**Goal of the exercise**
Here is a block of records. Copy every line in it that includes "circle".

★ ★ ★ ★

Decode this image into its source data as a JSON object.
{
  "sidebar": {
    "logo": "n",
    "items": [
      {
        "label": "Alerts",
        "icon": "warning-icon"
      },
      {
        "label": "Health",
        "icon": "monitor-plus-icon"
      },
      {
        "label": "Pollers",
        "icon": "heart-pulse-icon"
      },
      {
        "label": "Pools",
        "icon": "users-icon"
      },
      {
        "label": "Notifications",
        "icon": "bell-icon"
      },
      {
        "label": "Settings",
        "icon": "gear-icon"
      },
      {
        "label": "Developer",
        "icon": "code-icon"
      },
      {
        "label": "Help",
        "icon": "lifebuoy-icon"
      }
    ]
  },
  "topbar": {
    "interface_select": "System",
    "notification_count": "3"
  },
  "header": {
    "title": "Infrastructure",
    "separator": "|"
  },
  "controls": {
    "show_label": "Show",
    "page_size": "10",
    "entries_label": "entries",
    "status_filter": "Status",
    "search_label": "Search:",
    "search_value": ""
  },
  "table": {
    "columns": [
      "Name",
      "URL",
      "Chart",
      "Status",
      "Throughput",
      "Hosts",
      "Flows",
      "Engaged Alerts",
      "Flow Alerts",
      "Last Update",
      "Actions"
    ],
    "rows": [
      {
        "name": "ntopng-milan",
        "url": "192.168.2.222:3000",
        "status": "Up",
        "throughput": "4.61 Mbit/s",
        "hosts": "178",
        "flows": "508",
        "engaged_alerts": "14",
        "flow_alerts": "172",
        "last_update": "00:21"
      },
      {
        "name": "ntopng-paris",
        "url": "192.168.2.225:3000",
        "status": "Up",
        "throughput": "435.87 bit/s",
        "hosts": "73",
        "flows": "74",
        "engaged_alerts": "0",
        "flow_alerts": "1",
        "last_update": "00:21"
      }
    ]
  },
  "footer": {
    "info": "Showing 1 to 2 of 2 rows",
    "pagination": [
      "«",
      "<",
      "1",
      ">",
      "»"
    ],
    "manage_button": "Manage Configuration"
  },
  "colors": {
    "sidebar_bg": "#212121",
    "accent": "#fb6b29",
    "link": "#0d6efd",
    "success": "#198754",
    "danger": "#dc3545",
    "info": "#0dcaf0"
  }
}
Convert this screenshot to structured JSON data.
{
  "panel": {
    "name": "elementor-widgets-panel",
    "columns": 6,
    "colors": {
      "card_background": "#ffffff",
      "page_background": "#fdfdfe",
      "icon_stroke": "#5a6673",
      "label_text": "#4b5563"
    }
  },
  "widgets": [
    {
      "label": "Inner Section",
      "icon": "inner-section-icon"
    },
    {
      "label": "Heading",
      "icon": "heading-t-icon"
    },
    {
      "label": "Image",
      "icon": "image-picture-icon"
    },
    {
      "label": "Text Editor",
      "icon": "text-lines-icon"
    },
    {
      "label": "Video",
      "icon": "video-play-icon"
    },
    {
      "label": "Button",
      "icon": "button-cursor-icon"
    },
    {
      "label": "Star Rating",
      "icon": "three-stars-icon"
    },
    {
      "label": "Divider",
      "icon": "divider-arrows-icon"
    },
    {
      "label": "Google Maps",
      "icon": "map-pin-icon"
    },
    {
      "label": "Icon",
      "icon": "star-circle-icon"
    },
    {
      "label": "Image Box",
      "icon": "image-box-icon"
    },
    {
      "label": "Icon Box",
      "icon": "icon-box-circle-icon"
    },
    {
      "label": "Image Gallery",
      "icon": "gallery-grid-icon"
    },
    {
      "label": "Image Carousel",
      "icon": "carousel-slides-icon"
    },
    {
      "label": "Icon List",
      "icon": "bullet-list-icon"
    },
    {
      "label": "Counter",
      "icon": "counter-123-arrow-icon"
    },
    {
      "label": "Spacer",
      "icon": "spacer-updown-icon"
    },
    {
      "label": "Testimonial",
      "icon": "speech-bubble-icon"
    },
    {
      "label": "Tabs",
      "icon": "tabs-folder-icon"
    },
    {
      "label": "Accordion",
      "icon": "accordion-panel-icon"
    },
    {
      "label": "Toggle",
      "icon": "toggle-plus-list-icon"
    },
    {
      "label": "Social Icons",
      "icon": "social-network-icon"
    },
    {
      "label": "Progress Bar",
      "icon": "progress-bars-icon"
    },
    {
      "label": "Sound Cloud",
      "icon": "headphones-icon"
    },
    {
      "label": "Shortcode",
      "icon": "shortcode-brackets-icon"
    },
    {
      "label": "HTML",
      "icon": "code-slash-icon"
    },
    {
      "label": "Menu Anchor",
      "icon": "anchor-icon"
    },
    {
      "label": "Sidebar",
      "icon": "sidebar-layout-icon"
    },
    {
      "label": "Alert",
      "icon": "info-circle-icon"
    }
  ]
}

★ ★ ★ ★

**Answer section**
      "icon": "star-circle-icon"
      "icon": "icon-box-circle-icon"
      "icon": "info-circle-icon"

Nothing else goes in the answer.